▶ **What to do**
Line by line, print the records exactly.

App and web page records:
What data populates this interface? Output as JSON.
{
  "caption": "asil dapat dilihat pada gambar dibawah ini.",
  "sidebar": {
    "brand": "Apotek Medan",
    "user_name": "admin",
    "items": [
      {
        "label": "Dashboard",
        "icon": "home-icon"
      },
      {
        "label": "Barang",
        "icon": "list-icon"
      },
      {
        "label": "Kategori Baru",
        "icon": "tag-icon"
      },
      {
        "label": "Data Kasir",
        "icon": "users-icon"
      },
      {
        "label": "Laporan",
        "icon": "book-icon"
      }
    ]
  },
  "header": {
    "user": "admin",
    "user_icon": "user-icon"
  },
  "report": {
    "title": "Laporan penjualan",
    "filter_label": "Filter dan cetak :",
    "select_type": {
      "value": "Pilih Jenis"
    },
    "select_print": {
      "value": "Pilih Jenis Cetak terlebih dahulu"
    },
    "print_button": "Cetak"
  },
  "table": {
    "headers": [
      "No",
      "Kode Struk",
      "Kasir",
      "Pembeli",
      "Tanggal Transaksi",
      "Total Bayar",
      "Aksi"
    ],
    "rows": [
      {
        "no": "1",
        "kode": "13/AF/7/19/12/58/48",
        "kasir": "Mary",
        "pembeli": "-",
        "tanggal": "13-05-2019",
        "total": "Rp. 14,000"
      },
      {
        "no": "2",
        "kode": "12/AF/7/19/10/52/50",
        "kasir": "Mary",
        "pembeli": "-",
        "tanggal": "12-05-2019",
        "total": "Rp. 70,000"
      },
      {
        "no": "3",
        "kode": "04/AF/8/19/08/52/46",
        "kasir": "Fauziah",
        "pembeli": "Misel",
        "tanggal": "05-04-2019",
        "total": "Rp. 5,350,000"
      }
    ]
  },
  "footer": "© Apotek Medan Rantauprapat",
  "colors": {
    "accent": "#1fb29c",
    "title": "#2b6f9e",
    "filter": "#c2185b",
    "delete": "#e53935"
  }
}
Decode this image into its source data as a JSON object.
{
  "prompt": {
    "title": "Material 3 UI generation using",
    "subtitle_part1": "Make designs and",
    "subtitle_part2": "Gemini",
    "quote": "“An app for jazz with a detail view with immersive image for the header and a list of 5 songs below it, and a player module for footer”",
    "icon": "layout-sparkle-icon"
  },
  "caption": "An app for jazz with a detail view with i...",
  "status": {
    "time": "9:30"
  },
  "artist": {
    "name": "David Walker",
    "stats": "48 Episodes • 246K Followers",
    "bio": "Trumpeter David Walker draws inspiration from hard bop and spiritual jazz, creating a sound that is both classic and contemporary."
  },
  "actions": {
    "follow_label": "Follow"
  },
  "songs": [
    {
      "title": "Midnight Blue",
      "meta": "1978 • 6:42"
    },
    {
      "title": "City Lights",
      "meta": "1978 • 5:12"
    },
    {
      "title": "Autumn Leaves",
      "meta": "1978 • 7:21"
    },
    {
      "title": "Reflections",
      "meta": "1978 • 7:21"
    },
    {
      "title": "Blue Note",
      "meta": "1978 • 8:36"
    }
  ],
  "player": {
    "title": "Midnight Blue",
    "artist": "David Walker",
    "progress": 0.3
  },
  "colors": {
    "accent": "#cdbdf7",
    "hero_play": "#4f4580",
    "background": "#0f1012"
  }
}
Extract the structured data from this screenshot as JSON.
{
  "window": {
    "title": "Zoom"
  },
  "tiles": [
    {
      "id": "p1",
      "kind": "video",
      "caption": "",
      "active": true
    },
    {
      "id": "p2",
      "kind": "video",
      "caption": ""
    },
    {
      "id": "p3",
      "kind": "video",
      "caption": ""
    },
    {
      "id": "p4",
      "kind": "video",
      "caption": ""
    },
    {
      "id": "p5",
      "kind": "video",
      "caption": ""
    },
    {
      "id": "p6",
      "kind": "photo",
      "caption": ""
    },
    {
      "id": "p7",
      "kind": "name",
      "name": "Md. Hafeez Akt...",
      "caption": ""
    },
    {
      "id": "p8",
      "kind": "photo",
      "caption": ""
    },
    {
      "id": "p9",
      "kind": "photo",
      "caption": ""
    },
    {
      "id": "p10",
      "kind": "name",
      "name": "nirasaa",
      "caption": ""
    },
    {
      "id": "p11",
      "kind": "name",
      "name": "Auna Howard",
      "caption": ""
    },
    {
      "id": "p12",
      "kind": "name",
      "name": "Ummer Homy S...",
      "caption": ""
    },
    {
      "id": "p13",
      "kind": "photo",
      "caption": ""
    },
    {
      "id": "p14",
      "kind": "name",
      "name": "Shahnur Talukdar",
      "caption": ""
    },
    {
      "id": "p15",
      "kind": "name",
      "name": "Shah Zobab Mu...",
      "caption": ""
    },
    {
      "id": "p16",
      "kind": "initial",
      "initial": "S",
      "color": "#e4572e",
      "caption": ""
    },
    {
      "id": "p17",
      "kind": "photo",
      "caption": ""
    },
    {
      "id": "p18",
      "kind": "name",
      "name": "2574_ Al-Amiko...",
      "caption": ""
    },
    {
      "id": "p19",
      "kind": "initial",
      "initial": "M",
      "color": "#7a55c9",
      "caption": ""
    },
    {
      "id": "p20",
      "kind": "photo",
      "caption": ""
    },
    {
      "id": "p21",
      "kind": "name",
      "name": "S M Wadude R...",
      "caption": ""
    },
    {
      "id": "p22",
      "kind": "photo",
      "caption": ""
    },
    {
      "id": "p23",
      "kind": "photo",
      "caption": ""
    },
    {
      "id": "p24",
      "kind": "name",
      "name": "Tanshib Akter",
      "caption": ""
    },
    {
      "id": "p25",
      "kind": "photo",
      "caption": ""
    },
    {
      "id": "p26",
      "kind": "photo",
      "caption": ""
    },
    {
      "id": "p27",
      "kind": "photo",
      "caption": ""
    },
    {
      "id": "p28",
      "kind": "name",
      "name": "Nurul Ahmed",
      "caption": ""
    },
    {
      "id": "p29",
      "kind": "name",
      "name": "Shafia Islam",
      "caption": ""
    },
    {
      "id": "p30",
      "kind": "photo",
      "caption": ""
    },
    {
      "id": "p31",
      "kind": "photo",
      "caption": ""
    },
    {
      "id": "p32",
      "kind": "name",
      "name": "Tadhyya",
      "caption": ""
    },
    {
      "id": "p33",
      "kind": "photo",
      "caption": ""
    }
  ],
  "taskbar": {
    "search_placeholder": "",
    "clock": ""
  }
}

▶ **Output of the exercise**
What data populates this interface? Output as JSON.
{
  "caption": "asil dapat dilihat pada gambar dibawah ini.",
  "sidebar": {
    "brand": "Apotek Medan",
    "user_name": "admin",
    "items": [
      {
        "label": "Dashboard",
        "icon": "home-icon"
      },
      {
        "label": "Barang",
        "icon": "list-icon"
      },
      {
        "label": "Kategori Baru",
        "icon": "tag-icon"
      },
      {
        "label": "Data Kasir",
        "icon": "users-icon"
      },
      {
        "label": "Laporan",
        "icon": "book-icon"
      }
    ]
  },
  "header": {
    "user": "admin",
    "user_icon": "user-icon"
  },
  "report": {
    "title": "Laporan penjualan",
    "filter_label": "Filter dan cetak :",
    "select_type": {
      "value": "Pilih Jenis"
    },
    "select_print": {
      "value": "Pilih Jenis Cetak terlebih dahulu"
    },
    "print_button": "Cetak"
  },
  "table": {
    "headers": [
      "No",
      "Kode Struk",
      "Kasir",
      "Pembeli",
      "Tanggal Transaksi",
      "Total Bayar",
      "Aksi"
    ],
    "rows": [
      {
        "no": "1",
        "kode": "13/AF/7/19/12/58/48",
        "kasir": "Mary",
        "pembeli": "-",
        "tanggal": "13-05-2019",
        "total": "Rp. 14,000"
      },
      {
        "no": "2",
        "kode": "12/AF/7/19/10/52/50",
        "kasir": "Mary",
        "pembeli": "-",
        "tanggal": "12-05-2019",
        "total": "Rp. 70,000"
      },
      {
        "no": "3",
        "kode": "04/AF/8/19/08/52/46",
        "kasir": "Fauziah",
        "pembeli": "Misel",
        "tanggal": "05-04-2019",
        "total": "Rp. 5,350,000"
      }
    ]
  },
  "footer": "© Apotek Medan Rantauprapat",
  "colors": {
    "accent": "#1fb29c",
    "title": "#2b6f9e",
    "filter": "#c2185b",
    "delete": "#e53935"
  }
}
Decode this image into its source data as a JSON object.
{
  "prompt": {
    "title": "Material 3 UI generation using",
    "subtitle_part1": "Make designs and",
    "subtitle_part2": "Gemini",
    "quote": "“An app for jazz with a detail view with immersive image for the header and a list of 5 songs below it, and a player module for footer”",
    "icon": "layout-sparkle-icon"
  },
  "caption": "An app for jazz with a detail view with i...",
  "status": {
    "time": "9:30"
  },
  "artist": {
    "name": "David Walker",
    "stats": "48 Episodes • 246K Followers",
    "bio": "Trumpeter David Walker draws inspiration from hard bop and spiritual jazz, creating a sound that is both classic and contemporary."
  },
  "actions": {
    "follow_label": "Follow"
  },
  "songs": [
    {
      "title": "Midnight Blue",
      "meta": "1978 • 6:42"
    },
    {
      "title": "City Lights",
      "meta": "1978 • 5:12"
    },
    {
      "title": "Autumn Leaves",
      "meta": "1978 • 7:21"
    },
    {
      "title": "Reflections",
      "meta": "1978 • 7:21"
    },
    {
      "title": "Blue Note",
      "meta": "1978 • 8:36"
    }
  ],
  "player": {
    "title": "Midnight Blue",
    "artist": "David Walker",
    "progress": 0.3
  },
  "colors": {
    "accent": "#cdbdf7",
    "hero_play": "#4f4580",
    "background": "#0f1012"
  }
}
Extract the structured data from this screenshot as JSON.
{
  "window": {
    "title": "Zoom"
  },
  "tiles": [
    {
      "id": "p1",
      "kind": "video",
      "caption": "",
      "active": true
    },
    {
      "id": "p2",
      "kind": "video",
      "caption": ""
    },
    {
      "id": "p3",
      "kind": "video",
      "caption": ""
    },
    {
      "id": "p4",
      "kind": "video",
      "caption": ""
    },
    {
      "id": "p5",
      "kind": "video",
      "caption": ""
    },
    {
      "id": "p6",
      "kind": "photo",
      "caption": ""
    },
    {
      "id": "p7",
      "kind": "name",
      "name": "Md. Hafeez Akt...",
      "caption": ""
    },
    {
      "id": "p8",
      "kind": "photo",
      "caption": ""
    },
    {
      "id": "p9",
      "kind": "photo",
      "caption": ""
    },
    {
      "id": "p10",
      "kind": "name",
      "name": "nirasaa",
      "caption": ""
    },
    {
      "id": "p11",
      "kind": "name",
      "name": "Auna Howard",
      "caption": ""
    },
    {
      "id": "p12",
      "kind": "name",
      "name": "Ummer Homy S...",
      "caption": ""
    },
    {
      "id": "p13",
      "kind": "photo",
      "caption": ""
    },
    {
      "id": "p14",
      "kind": "name",
      "name": "Shahnur Talukdar",
      "caption": ""
    },
    {
      "id": "p15",
      "kind": "name",
      "name": "Shah Zobab Mu...",
      "caption": ""
    },
    {
      "id": "p16",
      "kind": "initial",
      "initial": "S",
      "color": "#e4572e",
      "caption": ""
    },
    {
      "id": "p17",
      "kind": "photo",
      "caption": ""
    },
    {
      "id": "p18",
      "kind": "name",
      "name": "2574_ Al-Amiko...",
      "caption": ""
    },
    {
      "id": "p19",
      "kind": "initial",
      "initial": "M",
      "color": "#7a55c9",
      "caption": ""
    },
    {
      "id": "p20",
      "kind": "photo",
      "caption": ""
    },
    {
      "id": "p21",
      "kind": "name",
      "name": "S M Wadude R...",
      "caption": ""
    },
    {
      "id": "p22",
      "kind": "photo",
      "caption": ""
    },
    {
      "id": "p23",
      "kind": "photo",
      "caption": ""
    },
    {
      "id": "p24",
      "kind": "name",
      "name": "Tanshib Akter",
      "caption": ""
    },
    {
      "id": "p25",
      "kind": "photo",
      "caption": ""
    },
    {
      "id": "p26",
      "kind": "photo",
      "caption": ""
    },
    {
      "id": "p27",
      "kind": "photo",
      "caption": ""
    },
    {
      "id": "p28",
      "kind": "name",
      "name": "Nurul Ahmed",
      "caption": ""
    },
    {
      "id": "p29",
      "kind": "name",
      "name": "Shafia Islam",
      "caption": ""
    },
    {
      "id": "p30",
      "kind": "photo",
      "caption": ""
    },
    {
      "id": "p31",
      "kind": "photo",
      "caption": ""
    },
    {
      "id": "p32",
      "kind": "name",
      "name": "Tadhyya",
      "caption": ""
    },
    {
      "id": "p33",
      "kind": "photo",
      "caption": ""
    }
  ],
  "taskbar": {
    "search_placeholder": "",
    "clock": ""
  }
}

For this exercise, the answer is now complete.